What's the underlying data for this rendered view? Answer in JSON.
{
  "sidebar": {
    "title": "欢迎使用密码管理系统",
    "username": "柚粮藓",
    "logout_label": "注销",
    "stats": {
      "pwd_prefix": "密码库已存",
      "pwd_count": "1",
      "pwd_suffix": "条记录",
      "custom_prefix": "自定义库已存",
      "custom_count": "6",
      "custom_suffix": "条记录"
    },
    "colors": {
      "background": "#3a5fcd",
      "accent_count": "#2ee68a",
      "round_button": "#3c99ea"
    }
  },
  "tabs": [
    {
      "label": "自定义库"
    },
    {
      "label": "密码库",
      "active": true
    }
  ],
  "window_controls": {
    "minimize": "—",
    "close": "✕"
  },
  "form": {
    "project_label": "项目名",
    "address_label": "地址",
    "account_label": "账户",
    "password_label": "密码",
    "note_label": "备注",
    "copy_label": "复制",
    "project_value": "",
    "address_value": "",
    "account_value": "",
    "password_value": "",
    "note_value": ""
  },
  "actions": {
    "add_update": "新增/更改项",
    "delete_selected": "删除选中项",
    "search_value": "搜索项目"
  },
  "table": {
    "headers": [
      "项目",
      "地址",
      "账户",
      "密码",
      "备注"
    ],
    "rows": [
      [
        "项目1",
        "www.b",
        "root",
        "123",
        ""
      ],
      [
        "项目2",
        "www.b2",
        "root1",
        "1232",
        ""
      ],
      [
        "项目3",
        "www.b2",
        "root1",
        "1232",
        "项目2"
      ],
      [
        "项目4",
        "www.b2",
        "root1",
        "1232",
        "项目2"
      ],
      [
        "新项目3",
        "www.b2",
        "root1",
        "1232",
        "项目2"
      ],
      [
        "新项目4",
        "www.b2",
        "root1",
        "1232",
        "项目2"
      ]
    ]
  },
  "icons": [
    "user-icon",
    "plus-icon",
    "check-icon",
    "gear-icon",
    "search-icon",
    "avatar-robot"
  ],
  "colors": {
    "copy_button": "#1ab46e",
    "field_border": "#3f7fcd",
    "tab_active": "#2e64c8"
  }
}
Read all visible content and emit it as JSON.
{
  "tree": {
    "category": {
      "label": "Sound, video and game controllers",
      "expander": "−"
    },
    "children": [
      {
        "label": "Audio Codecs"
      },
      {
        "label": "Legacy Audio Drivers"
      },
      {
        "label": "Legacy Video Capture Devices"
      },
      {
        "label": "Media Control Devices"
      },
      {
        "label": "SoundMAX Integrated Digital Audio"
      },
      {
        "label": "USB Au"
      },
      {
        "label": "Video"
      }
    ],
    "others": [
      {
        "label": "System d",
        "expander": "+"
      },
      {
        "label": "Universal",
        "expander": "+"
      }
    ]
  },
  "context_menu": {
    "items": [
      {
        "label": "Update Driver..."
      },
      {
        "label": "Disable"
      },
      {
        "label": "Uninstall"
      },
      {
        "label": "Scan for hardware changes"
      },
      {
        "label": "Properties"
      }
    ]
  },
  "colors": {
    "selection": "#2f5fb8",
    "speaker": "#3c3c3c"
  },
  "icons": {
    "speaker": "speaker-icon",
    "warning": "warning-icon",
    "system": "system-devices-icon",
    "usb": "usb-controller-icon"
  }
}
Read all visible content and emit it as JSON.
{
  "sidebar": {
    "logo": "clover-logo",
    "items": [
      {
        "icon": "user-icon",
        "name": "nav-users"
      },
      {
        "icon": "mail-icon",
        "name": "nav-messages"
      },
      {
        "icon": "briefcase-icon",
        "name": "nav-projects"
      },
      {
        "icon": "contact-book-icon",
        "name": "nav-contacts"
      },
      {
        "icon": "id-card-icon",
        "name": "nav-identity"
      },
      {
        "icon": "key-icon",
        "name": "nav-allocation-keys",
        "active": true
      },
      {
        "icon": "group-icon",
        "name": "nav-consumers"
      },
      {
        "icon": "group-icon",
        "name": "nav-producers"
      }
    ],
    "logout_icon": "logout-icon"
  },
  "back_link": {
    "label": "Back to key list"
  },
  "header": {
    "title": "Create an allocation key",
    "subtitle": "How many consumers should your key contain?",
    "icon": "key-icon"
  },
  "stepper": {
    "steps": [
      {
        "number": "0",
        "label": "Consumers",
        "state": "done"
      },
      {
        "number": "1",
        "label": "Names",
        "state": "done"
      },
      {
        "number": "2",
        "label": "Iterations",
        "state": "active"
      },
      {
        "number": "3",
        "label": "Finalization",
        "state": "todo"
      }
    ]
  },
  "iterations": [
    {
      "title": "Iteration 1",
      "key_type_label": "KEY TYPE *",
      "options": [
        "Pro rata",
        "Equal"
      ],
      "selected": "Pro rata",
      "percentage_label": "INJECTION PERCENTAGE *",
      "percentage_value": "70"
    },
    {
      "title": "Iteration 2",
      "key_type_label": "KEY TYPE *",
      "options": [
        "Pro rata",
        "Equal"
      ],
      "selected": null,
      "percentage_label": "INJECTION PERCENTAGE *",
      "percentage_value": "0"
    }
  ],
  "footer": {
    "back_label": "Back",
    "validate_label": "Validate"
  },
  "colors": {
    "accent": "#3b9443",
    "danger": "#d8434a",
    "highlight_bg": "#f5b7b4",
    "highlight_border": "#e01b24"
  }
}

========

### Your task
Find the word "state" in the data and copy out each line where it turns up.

### Answer section
        "state": "done"
        "state": "done"
        "state": "active"
        "state": "todo"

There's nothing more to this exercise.